▶ [WORK INSTRUCTIONS]:
Pull out each line of the data that includes the word "Integrated".

▶ [SUPPLIED ENTRIES]:
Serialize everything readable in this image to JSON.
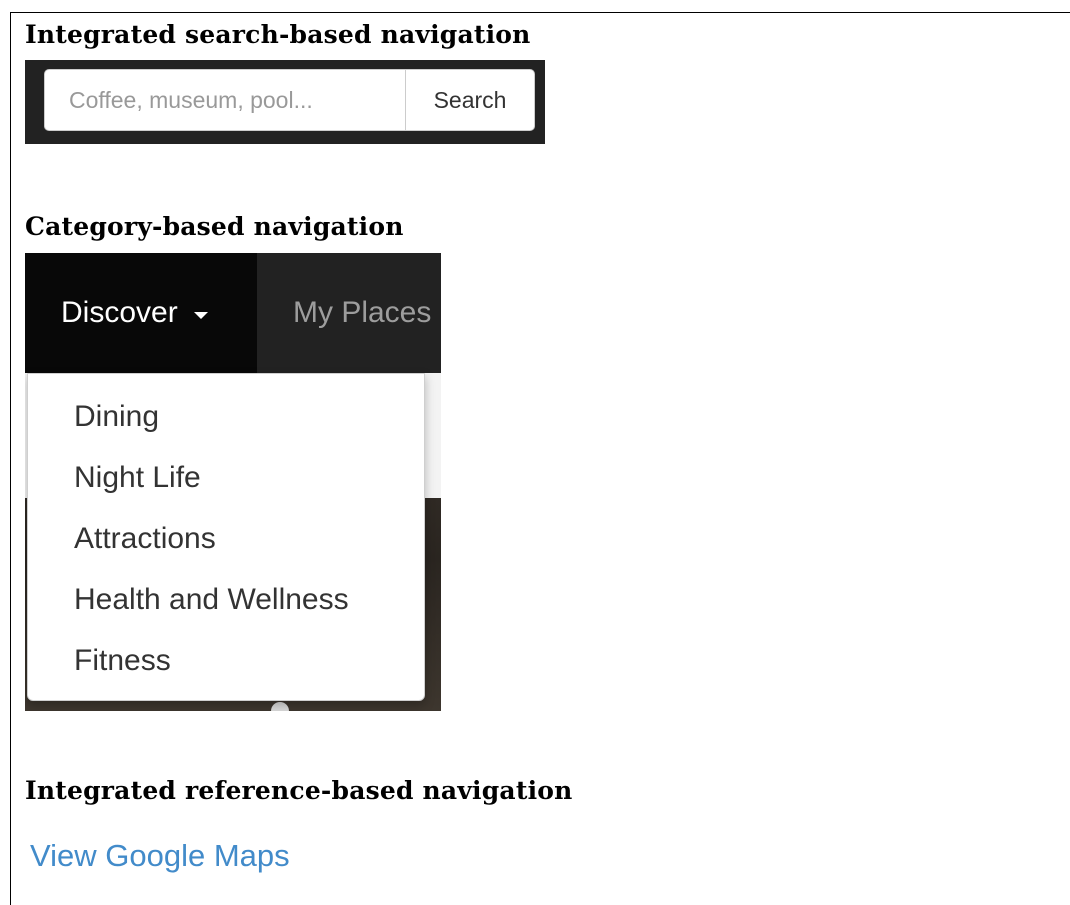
{
  "search_section": {
    "heading": "Integrated search-based navigation",
    "input_placeholder": "Coffee, museum, pool...",
    "button_label": "Search"
  },
  "category_section": {
    "heading": "Category-based navigation",
    "nav": {
      "discover_label": "Discover",
      "myplaces_label": "My Places"
    },
    "dropdown_items": [
      "Dining",
      "Night Life",
      "Attractions",
      "Health and Wellness",
      "Fitness"
    ]
  },
  "reference_section": {
    "heading": "Integrated reference-based navigation",
    "link_label": "View Google Maps"
  },
  "colors": {
    "navbar_bg": "#222222",
    "active_nav_bg": "#080808",
    "link_color": "#428bca"
  }
}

▶ [FINISHED EXERCISE]:
    "heading": "Integrated search-based navigation",
    "heading": "Integrated reference-based navigation",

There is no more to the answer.